By Allen Shotwell
In the sixteenth century life and death, health and disease, animals and humans mixed together in a number of interesting ways. In the pursuit of understanding human anatomy primarily in the service of medicine, anatomists dissected human cadavers and vivisected live animals, but their understanding of the differences between the two was complex and changing. Anatomical questions arising from mixing animals and humans were not always recognized as such, and even when one of the most famous anatomical texts of all time, noted the potential pitfalls of mixing animals and humans, the practice continued.
One of the major claims of Andreas Vesalius in his 1543 De humani corporis fabrica was that Galen, the Greek physician whose work was the primary source of anatomical knowledge for centuries, had never dissected humans, but only animals and had made a number of erroneous claims as a consequence. Although he was not immune from similar mistakes, Vesalius emphasized his own superiority in words and images, sometimes contrasting animal and human body parts in the same picture (Vesalius iv).
But animals still served an important role for Vesalius and other sixteenth-century anatomists. Time and again Vesalius described substituting an animal for a human body because it improved the visibility of one part or another (Vesalius 261). Animals were especially useful for vivisection since cutting open a living human was an obvious impracticability.
Early in the sixteenth-century, vivisection offered a chance to explore what properties of the body changed with death. In 1521, Berengario da Carpi investigated the fluids surrounding the heart and in the ventricles of the brain, dispelling the idea that in the living body they were actually gases by observing the still-beating heart in an animal (Shotwell 2012). Unlike Vesalius, when Berengario uncovered a discrepancy in Galen by observing the human umbilical cord was different than the umbilical cord of a dog, he attributed the problem to the differences in the development of the fetuses rather than the difference between animals and humans (Berengario 260r).
Vesalius employed vivisection to observe the pulse of the heart and the arteries, investigating a problem first described by Galen who also studied it through vivisection. Although in this case Vesalius agreed with Galen’s findings, other anatomists in the sixteenth-century, like Realdo Colombo, came to the opposite conclusion using the same procedures. Vesalius used a pig, Colombo a dog. Colombo ridiculed Vesalius for confusing the fetal anatomy of dogs with that of humans (Shotwell 2012).
All of these anatomists were focused on human bodies.
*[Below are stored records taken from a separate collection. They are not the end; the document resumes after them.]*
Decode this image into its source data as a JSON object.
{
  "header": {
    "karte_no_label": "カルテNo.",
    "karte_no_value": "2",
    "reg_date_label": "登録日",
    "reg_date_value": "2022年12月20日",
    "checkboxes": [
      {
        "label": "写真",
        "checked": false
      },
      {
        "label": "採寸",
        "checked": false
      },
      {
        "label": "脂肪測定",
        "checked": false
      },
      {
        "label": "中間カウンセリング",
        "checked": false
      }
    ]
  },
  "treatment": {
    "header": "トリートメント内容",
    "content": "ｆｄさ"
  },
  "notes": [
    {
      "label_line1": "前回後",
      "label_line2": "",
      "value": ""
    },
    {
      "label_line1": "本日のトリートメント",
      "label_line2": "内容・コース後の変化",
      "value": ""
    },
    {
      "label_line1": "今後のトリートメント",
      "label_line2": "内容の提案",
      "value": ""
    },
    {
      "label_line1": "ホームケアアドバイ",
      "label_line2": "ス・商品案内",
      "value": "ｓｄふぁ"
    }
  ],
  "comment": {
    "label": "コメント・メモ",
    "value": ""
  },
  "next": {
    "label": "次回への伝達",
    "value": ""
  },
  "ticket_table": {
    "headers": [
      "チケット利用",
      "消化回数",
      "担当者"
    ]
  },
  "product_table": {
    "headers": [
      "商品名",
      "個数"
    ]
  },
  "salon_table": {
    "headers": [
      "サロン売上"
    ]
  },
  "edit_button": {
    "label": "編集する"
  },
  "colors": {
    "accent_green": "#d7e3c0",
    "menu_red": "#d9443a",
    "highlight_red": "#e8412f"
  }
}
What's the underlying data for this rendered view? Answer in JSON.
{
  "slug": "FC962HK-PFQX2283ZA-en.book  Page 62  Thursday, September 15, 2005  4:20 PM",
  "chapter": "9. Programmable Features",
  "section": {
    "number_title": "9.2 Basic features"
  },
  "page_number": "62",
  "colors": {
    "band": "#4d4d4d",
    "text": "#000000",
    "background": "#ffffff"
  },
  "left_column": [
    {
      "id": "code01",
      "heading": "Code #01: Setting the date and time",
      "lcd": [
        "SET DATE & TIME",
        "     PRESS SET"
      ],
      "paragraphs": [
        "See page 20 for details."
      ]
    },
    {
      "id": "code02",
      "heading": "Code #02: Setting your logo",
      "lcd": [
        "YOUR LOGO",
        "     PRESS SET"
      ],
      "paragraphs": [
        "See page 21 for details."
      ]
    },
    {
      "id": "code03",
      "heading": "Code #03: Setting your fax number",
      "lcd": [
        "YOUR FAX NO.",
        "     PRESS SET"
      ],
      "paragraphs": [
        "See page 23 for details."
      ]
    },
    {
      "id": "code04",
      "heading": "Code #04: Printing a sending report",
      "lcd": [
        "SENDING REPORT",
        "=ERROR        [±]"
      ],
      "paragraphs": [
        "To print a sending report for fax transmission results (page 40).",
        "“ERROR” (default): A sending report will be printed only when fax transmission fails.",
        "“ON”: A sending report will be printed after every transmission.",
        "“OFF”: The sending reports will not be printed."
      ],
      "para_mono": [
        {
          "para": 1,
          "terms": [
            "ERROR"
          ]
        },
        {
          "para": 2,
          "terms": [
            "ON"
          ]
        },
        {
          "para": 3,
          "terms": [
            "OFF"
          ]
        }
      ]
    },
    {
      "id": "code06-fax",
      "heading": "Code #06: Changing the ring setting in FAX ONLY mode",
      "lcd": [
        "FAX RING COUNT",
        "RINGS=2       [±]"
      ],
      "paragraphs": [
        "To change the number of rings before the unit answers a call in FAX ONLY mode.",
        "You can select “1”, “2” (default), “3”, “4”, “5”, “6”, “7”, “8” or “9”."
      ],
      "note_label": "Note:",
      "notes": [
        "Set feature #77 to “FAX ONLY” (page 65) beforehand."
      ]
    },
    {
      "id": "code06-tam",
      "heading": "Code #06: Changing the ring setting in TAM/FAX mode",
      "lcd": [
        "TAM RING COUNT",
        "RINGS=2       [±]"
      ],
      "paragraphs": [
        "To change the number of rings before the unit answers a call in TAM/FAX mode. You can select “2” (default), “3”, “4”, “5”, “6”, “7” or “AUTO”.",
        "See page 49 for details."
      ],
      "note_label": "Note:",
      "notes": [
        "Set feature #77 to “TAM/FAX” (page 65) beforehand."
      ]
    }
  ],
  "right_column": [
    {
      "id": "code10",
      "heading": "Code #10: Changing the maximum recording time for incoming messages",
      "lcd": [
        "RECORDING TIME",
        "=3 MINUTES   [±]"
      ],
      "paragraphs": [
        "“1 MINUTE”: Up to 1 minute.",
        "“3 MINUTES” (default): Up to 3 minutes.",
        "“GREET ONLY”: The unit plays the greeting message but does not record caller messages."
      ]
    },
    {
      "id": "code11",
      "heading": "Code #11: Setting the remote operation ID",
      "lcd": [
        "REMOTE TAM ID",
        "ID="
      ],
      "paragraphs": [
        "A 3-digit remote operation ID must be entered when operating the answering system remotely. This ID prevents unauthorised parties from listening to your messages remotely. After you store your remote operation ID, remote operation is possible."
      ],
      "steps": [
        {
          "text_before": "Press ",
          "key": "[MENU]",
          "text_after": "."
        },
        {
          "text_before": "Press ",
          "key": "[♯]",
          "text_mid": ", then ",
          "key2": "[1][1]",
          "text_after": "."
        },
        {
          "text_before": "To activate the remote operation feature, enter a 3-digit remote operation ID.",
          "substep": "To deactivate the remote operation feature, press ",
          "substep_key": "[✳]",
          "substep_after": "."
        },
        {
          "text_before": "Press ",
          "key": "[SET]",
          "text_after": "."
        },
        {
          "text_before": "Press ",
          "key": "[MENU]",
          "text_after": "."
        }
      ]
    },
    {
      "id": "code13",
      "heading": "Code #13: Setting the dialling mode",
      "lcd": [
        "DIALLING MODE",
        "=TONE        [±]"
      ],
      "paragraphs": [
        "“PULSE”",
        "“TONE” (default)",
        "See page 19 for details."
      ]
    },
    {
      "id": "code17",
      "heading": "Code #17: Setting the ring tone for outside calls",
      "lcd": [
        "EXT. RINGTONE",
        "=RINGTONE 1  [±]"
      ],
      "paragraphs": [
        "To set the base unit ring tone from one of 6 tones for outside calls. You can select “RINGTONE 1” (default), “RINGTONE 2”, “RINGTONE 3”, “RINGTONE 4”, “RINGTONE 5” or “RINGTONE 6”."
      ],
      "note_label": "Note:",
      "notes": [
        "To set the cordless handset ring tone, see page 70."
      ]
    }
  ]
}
They saw anatomy as primarily a medical subject, useful for diagnosis and treatment. Their various forays into animal dissection and vivisection were not designed for what we would now call comparative anatomy, a systematic attempt at understanding the differences among the bodies of all animals, humans included. Humans and their health was their goal.
By the late sixteenth-century, some anatomists did turn to studying a wide variety of animal bodies for comparative purposes, most notably Hieronymus Fabricius ab Aquapendente, but animal dissection and vivisection for the purposes of understanding how the human body worked continued throughout the seventeenth century and beyond.
Allen Shotwell is a professor in Liberal Arts at Ivy Tech Community and a PhD candidate in the History and Philosophy of Science at Indiana University.
Images: (1) A human skull balanced on the jaw bone of a dog from Andreas Vesalius’s Fabrica. (2)The Ventricles of the Brain from Berengario da Carpi’s Isagogae Breves. National Library of Medicine. “Historical Anatomies on the Web”. Web. 7 June 2012.
Berengario da Carpi, Jacopo. Commentaria cum amplissimis additionibus super anatomia Mundini una cum textu eiusdem in pristinum et verum nitorem redacto. Bologna, 1521.
Shotwell, R. Allen. “The Revival of Vivisection in the Sixteenth Century,” Journal of the History of Biology 45(3), 2012
Vesalius, Andreas. De humani corporis fabrica libri septem. Basel, 1543